There’s no difference in having someone pay your debt if it’s not you paying for your debt. It’s not teaching you to value the commitment you made. You committed to a loan that had to be paid back. Mom paid it off. Your company paid it off. The government paid it off. You got from under your debt through no work of your own. You will be more likely, moving forward, to take on debt believing somehow, in the future, someone else will bail you out.
The problem with the thinking above is it’s still really f*cking hard to start life out in a hole, and too many people in our society are starting out in a hole. Some were hard-working enough to make it out of one hole and get into college, only to find themselves in the next hole. And often, that hole is just too deep to escape from.

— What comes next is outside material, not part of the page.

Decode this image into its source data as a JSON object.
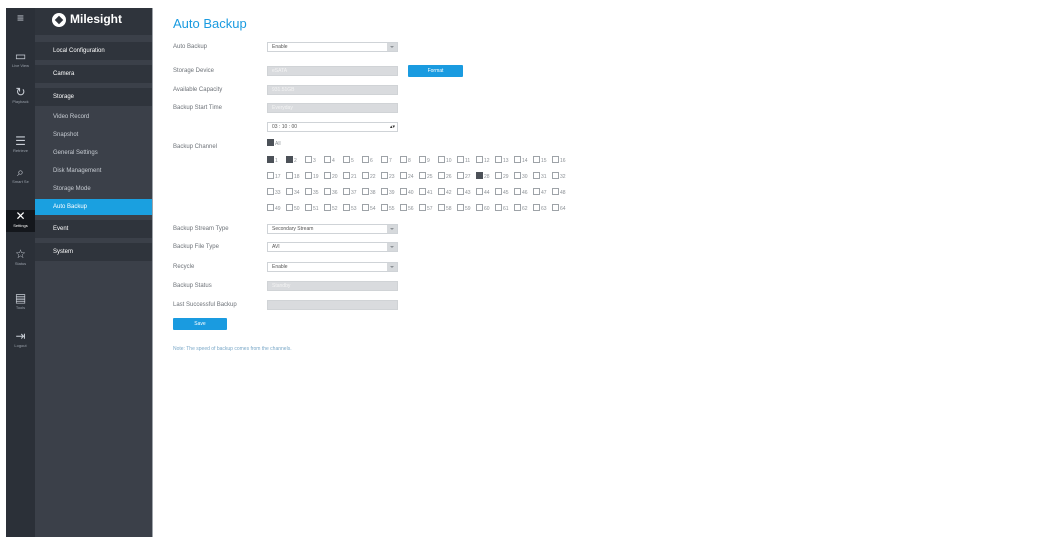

I believe every single kid in our country who puts in the work in school should have access to a great college education, and that education should not bankrupt their future. At the same time, I’m not sure just giving them a get-out-of-college debt Monopoly card is the answer. Our country has a crisis when it comes to federal, state, and local government hiring. What if students could do some kind of government job corps that gave them a fair salary and experience, and for that, each year, they had a portion of their student debt forgiven? Or come up with some other sort of plan that taught with any debt you purposely decide to take on, there is accountability to pay it back.

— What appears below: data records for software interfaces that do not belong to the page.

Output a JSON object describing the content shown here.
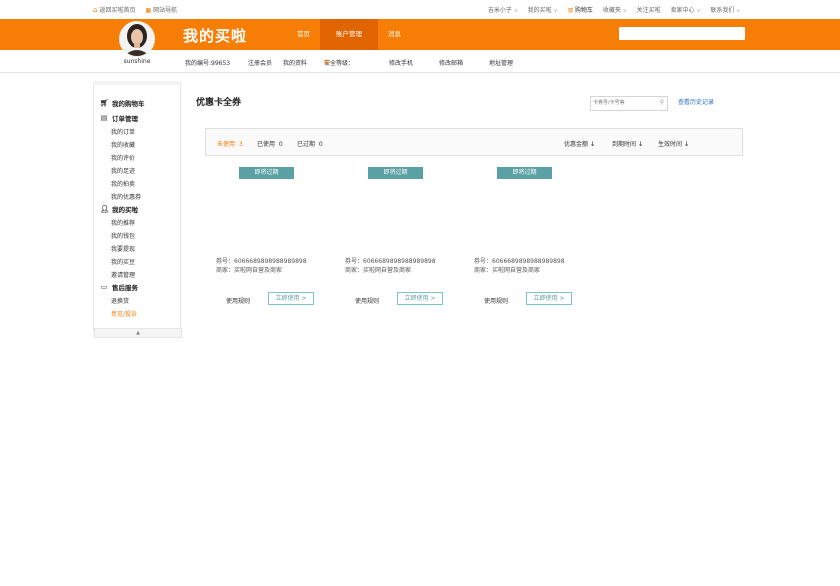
{
  "topbar": {
    "home_link": "返回买啦首页",
    "site_nav": "网站导航",
    "user": "吉米小子",
    "my_buy": "我的买啦",
    "cart": "购物车",
    "favorites": "收藏夹",
    "follow": "关注买啦",
    "seller_center": "卖家中心",
    "contact": "联系我们"
  },
  "header": {
    "logo": "我的买啦",
    "nav": [
      "首页",
      "账户管理",
      "消息"
    ],
    "active_nav": "账户管理",
    "search_value": ""
  },
  "profile": {
    "username": "sunshine"
  },
  "subbar": {
    "id_label": "我的编号:99653",
    "register": "注册会员",
    "my_info": "我的资料",
    "security_label": "安全等级：",
    "security_level": "中",
    "change_phone": "修改手机",
    "change_email": "修改邮箱",
    "address": "地址管理"
  },
  "sidebar": {
    "groups": [
      {
        "title": "我的购物车",
        "icon": "cart-icon",
        "items": []
      },
      {
        "title": "订单管理",
        "icon": "document-icon",
        "items": [
          "我的订单",
          "我的收藏",
          "我的评价",
          "我的足迹",
          "我的拍卖",
          "我的优惠券"
        ]
      },
      {
        "title": "我的买啦",
        "icon": "user-icon",
        "items": [
          "我的推荐",
          "我的钱包",
          "我要提现",
          "我的买豆",
          "邀请管理"
        ]
      },
      {
        "title": "售后服务",
        "icon": "card-icon",
        "items": [
          "退换货",
          "意见/投诉"
        ]
      }
    ],
    "active_item": "意见/投诉",
    "collapse_glyph": "▲"
  },
  "main": {
    "title": "优惠卡全券",
    "search_placeholder": "卡券号/卡号等",
    "history_link": "查看历史记录",
    "tabs": [
      {
        "label": "未使用",
        "count": "3"
      },
      {
        "label": "已使用",
        "count": "0"
      },
      {
        "label": "已过期",
        "count": "0"
      }
    ],
    "sorts": [
      "优惠金额",
      "到期时间",
      "生效时间"
    ],
    "sort_arrow": "🡓",
    "coupons": [
      {
        "badge": "即将过期",
        "number": "券号：6066689898988989898",
        "shop": "商家：买啦网自营及商家",
        "rule": "使用规则",
        "use": "立即使用 >"
      },
      {
        "badge": "即将过期",
        "number": "券号：6066689898988989898",
        "shop": "商家：买啦网自营及商家",
        "rule": "使用规则",
        "use": "立即使用 >"
      },
      {
        "badge": "即将过期",
        "number": "券号：6066689898988989898",
        "shop": "商家：买啦网自营及商家",
        "rule": "使用规则",
        "use": "立即使用 >"
      }
    ]
  },
  "colors": {
    "brand_orange": "#f77e06",
    "nav_active": "#e06500",
    "badge_teal": "#5ba0a5",
    "link_blue": "#2b6fc4"
  }
}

These are your tax dollars.
Let’s face it our government is historically bad at spending our tax dollars. If you were to go out and ask the US population, do you want your “personal” tax dollars spent on paying off someone else’s student loan, you would be lucky to get a 50/50 split. Going to college and incurring college debt is still a privilege in our world.
What about paying off the car loan a single mom has that she had to take on so she could go to work to pay her rent and put food on the table for her kid? Should we pay that off as well? It’s a slippery slope when we start paying off individual obligations people make. Great, you want to be an Artic Beetle History major, and now you can’t find a job. That’s okay. Let us pay off that awful decision you made with my hard-earned tax dollars.

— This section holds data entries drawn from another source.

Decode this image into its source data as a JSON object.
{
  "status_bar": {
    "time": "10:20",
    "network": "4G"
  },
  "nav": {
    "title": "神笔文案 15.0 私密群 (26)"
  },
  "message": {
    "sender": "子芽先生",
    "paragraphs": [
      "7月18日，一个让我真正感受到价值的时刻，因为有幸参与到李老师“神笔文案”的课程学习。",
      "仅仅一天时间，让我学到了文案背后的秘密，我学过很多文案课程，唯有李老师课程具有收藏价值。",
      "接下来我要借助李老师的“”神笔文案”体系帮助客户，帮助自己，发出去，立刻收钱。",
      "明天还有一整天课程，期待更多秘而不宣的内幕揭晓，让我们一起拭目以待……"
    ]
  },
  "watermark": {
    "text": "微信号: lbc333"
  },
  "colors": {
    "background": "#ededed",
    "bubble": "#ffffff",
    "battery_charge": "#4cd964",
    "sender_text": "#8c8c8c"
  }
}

The real solution isn’t paying off student debt. It’s a political stunt!
The real solution is taxing colleges and universities that have become empire builders under their tax-exempt status. We, the U.S. population, allow higher ed to continue to build world-class structures and increase prices to the point that is ridiculous. Dorm rooms have become five-star hotels, okay, 3-star, but definitely Courtyard by Marriott level accommodations! My dorm room was more akin to a prison cell.
Why has this happened?
Universities are in the business of keeping kids in college as long as possible. The longer you stay, the more tuition and fees they will get. No longer can a normal kid make it out in four years. God forbid you to change majors and move schools. You will definitely be on the five to six-year plan. Higher education in the U.S. has become the biggest racket outside of health insurance in the entire country!
The crazy part about this is it seems like no one in politics is talking about this fact. We care that it costs too much, but we never do anything to make higher ed run like a real business.
Student loan forgiveness isn’t about helping students. It’s about votes. If we really wanted to help students, the government would go after our “non-profit” colleges and universities and create a system where all students could go and afford a proper education for a respectable cost. Like Taylor Swift wrote, paying $10K in student loan forgiveness is like putting a bandaid on a bullet hole. We aren’t solving the problem, and we are partially addressing a symptom and then acting like we cured cancer. In the long run, my fear is this behavior just will make the problem worse.